§ **Aim of the exercise**:
What is the number of lines in the data holding the word "được"? Give that number by itself.

§ **Available data**:
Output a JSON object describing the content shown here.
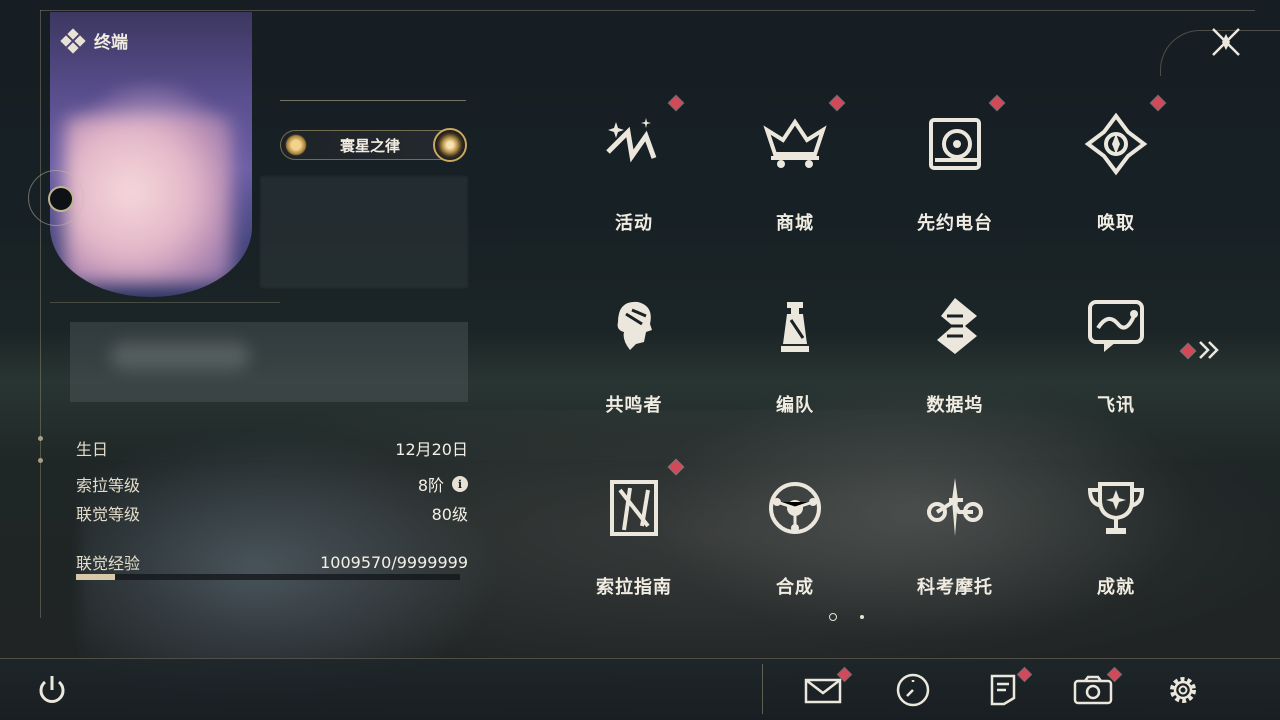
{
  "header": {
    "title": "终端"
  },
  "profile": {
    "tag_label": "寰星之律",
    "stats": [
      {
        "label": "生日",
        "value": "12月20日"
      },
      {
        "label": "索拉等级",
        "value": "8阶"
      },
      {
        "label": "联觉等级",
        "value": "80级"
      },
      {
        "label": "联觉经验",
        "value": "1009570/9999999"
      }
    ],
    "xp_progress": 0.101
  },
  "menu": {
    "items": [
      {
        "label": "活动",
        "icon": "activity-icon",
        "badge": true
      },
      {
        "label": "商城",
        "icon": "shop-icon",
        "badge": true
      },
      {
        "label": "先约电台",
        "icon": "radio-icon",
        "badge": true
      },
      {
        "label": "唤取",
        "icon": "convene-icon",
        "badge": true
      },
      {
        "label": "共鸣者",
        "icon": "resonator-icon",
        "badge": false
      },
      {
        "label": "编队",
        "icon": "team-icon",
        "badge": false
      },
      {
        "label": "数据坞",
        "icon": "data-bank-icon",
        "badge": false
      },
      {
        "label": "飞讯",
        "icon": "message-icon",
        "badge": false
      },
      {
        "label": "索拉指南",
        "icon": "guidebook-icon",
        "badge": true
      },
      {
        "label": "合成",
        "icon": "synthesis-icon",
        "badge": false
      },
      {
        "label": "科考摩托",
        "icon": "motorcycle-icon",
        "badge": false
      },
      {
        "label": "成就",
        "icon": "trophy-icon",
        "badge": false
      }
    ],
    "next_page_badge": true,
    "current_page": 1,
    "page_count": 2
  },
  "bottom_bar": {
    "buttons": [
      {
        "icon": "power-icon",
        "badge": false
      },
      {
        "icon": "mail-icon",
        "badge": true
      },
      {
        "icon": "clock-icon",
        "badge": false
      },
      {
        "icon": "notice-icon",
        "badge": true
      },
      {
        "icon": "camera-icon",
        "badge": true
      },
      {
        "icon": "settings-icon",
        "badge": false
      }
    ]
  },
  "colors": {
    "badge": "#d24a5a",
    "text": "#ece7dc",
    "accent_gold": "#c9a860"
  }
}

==

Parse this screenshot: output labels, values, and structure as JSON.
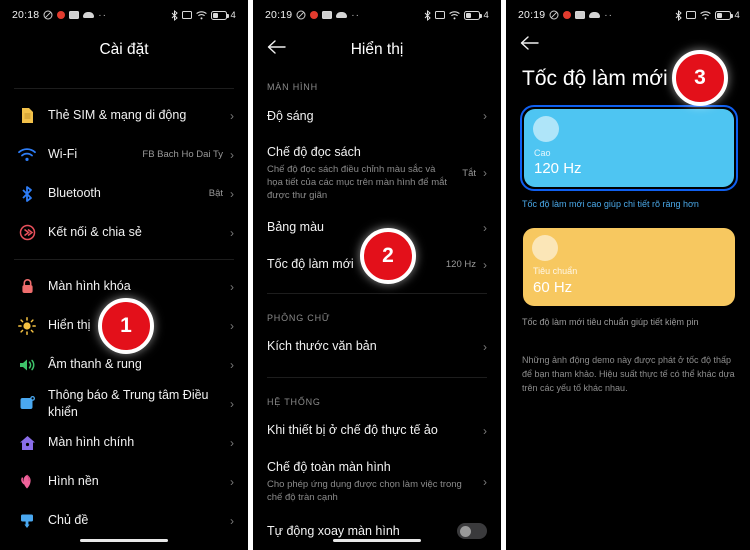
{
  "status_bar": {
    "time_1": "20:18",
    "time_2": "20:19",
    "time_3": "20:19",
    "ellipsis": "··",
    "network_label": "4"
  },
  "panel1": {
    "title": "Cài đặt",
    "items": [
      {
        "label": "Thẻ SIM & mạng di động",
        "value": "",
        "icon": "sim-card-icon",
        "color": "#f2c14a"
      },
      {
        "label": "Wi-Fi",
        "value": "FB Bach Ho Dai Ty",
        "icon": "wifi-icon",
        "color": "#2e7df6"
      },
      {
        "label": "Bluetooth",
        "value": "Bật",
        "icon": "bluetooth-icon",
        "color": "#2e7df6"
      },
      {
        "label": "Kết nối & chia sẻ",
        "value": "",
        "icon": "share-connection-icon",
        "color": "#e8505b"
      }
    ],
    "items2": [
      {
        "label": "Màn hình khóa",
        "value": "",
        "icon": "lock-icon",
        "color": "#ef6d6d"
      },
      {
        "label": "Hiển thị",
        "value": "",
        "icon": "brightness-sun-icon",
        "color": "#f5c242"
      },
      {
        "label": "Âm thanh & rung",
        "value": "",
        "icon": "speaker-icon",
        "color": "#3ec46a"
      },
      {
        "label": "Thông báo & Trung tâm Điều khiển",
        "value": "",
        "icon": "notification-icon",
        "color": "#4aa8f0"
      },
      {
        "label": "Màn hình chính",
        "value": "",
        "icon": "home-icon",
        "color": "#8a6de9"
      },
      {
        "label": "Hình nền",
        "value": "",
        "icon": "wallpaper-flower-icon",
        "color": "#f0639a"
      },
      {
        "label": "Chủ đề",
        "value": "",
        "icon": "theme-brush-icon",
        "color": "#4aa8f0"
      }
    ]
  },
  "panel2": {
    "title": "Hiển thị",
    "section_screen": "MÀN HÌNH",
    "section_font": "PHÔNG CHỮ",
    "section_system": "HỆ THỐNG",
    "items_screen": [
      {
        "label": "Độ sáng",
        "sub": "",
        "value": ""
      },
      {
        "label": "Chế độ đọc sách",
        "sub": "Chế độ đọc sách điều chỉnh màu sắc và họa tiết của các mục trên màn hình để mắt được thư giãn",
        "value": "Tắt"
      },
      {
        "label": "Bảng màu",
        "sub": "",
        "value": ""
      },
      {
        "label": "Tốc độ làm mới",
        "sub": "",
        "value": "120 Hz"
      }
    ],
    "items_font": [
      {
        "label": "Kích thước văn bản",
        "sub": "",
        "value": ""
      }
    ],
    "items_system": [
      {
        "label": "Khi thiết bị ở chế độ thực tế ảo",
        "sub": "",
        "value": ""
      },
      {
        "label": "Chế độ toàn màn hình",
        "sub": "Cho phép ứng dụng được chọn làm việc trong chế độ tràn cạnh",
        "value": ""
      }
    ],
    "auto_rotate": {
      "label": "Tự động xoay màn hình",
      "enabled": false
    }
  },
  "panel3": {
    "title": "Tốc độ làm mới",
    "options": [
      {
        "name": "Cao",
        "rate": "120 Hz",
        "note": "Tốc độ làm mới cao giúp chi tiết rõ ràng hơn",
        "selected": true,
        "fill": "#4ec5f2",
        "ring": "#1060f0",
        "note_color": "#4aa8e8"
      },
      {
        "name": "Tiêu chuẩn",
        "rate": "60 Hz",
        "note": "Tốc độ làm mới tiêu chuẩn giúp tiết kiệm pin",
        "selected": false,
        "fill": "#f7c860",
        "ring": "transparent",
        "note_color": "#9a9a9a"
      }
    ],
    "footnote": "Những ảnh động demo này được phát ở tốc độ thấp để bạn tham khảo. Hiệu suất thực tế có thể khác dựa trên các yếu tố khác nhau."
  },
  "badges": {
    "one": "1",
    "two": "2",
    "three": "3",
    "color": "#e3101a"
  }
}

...

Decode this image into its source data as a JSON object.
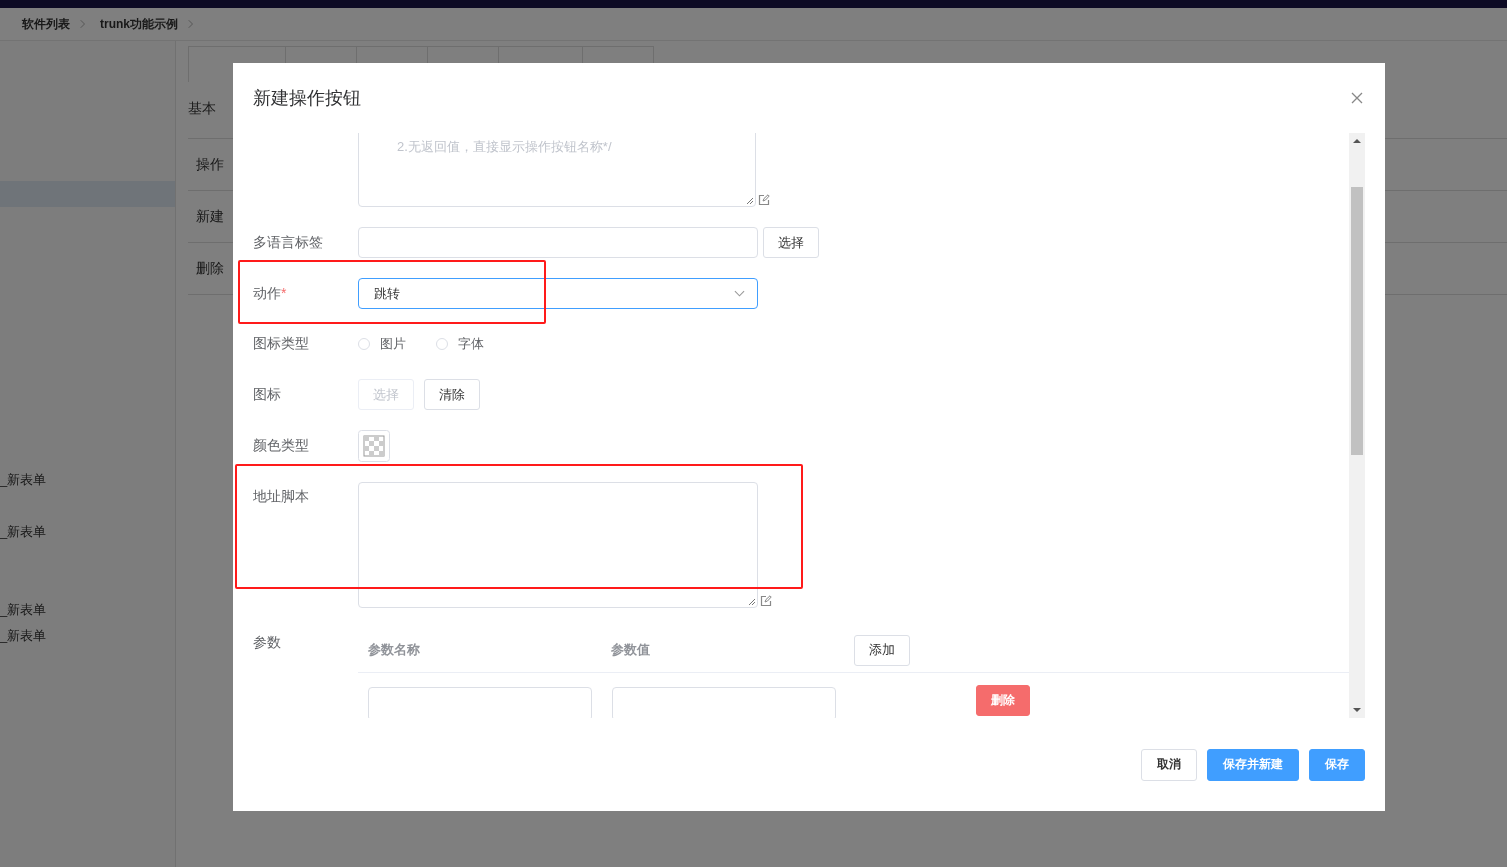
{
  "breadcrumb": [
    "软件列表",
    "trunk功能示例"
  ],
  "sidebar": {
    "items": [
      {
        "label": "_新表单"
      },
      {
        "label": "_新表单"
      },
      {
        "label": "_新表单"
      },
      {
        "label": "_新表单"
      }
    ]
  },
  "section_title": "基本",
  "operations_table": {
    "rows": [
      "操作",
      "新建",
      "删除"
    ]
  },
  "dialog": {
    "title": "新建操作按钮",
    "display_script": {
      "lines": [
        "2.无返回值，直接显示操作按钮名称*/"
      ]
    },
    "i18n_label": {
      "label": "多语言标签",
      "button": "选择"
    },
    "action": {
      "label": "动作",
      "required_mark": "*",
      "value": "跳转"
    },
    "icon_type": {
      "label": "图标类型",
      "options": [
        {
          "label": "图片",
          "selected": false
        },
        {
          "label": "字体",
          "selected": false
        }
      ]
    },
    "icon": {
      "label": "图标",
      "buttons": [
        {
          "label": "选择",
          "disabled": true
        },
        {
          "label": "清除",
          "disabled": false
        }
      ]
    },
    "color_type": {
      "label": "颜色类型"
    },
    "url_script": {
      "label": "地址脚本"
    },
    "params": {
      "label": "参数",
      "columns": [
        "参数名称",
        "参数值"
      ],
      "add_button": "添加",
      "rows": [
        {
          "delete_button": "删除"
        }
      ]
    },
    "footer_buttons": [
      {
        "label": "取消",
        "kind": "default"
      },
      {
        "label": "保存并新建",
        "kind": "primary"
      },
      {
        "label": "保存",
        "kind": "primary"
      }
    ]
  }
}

§ **Your solution**:
3